At the recently wrapped 37th Ghent Film Festival, the 10th annual World Soundtrack Awards on Oct. 23 provided a focus for the composing realm’s shared travails (both old and new) and marked something of a coming-out party for composer Abel Korzeniowski.
With his work on “A Single Man” landing him the fest’s Discovery Award for emerging talent, Korzeniowski gleaned insights from maestros he admires.
“(Ghent) is important for a young composer so that we don’t feel like we’re operating in a vacuum,” he says. “You can see that all of these masters went through the same struggles.”
Korzeniowski was also nominated for score of the year and won the audience award — meaning he claimed as many WSA kudos this year as one of his heroes, Alexandre Desplat.
The long road to success is underscored by the fact that Desplat logged more than 70 screen credits before gaining widespread attention with his Golden Globe- and BAFTA-nominated score for “Girl With a Pearl Earring.”
Korzeniowski follows in the footsteps of past Discovery honorees Gustavo Santaolalla and Michael Giacchino, both of whom went on to win Oscars. The Polish-born composer, who now resides in Los Angeles, learned that his fan base includes some of the maestros he most admires, including Gabriel Yared and Angelo Badalamenti, with whom he spent quality time in Ghent.
The realm of film scoring is often among the toughest nuts in the film world to crack, with so much of the work funneling toward either a small coterie of big-name composers, or else toward whoever can work most quickly and cheaply. Hence the spotlight on young talent forms an important element of the fest’s advocacy for the form.
Camaraderie and mutual support among a growing number of film scorers and aficionados — the WSAs attracted an audience of 2,400 this year, up from 1,000 in 2009 — is a key byproduct of Ghent’s music focus, and it comes at a crucial time. Scoring has long been marginalized by the industry and by music scholars, and is increasingly endangered as a recorded art form. The fest’s seminars and performances make it a key platform for spotlighting both achievements and further challenges.
Ghent’s film program boasted docs on composers Alex North, Michael Nyman and Georges Delerue. “The Lord of the Rings” trilogy music by Howard Shore — also in attendance at Ghent — is the subject of an exhaustive new Carpentier book by Doug Adams, while Scarecrow Press has published a series of “Film Score Guides.”

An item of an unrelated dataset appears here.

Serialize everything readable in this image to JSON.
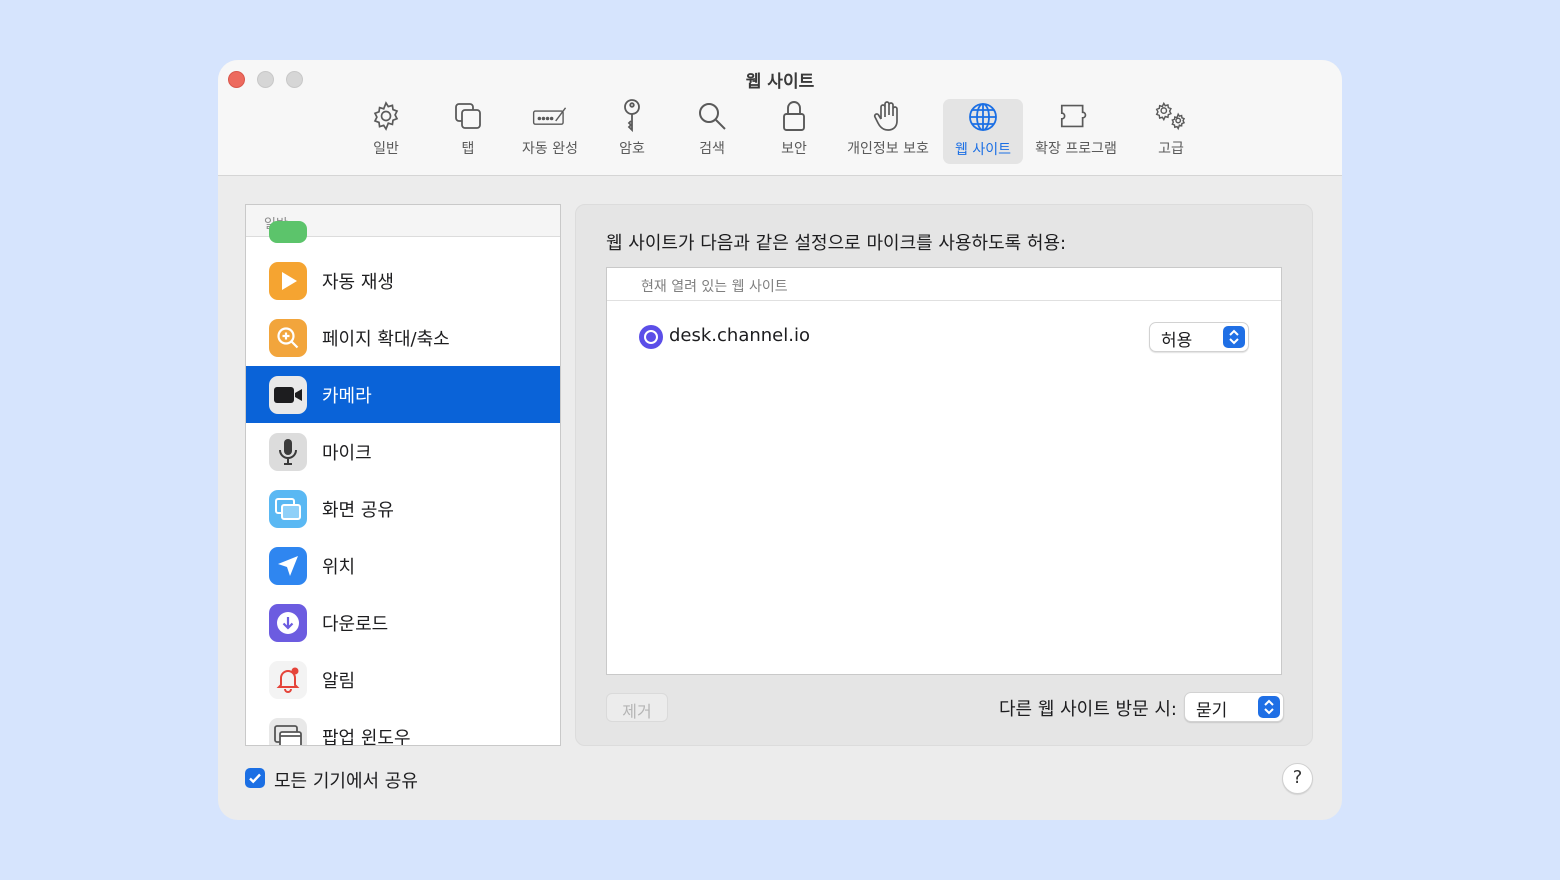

Additionally, a growing number of college courses, both graduate and post-graduate, are devoted to the study of film music, a recent shift that runs counter to a longstanding academic bias against the form.
John Barry’s lush, sexy scores from James Bond and beyond were the subject of a tribute at Ghent, and provided a contemporary relevant primer on how memorable melodies can work for a movie without putting too much of an accent on sentimentality. Stephen Warbeck (“Shakespeare in Love”) also conducted an all-day seminar on the art and craft of film music, even as he and others like Elliot Goldenthal seemed to be enjoying Ghent’s Belgian brew pubs with the energy of the students who followed their every move.
And while the bulk of the fest focused on the act of scoring itself, key challenges on the retail side were on several people’s minds.
Soundtracks as physical recordings might have few greater champions than Ghent attendee Robert Townson — VP at Varese Sarabande Records, one of the last label outposts dedicated to such work — who averages a jaw-dropping 60 albums a year as a producer. But the mission he began in the mid-’80s is not getting any easier. The record biz has declined precipitously and soundtracks rely more on gradual sales than the kind of volume typical of a pop chart topper.
“It does take years to really tell the tale,” says Townson, who adds that Varese Sarabande acts as a “serious curator” dedicated to preserving contemporary film music as well as archiving classics. “There are still scores that have never been released before by the likes of Jerry Goldsmith. Varese has enough of a back catalog to help us through the continually struggling days of more modern times.”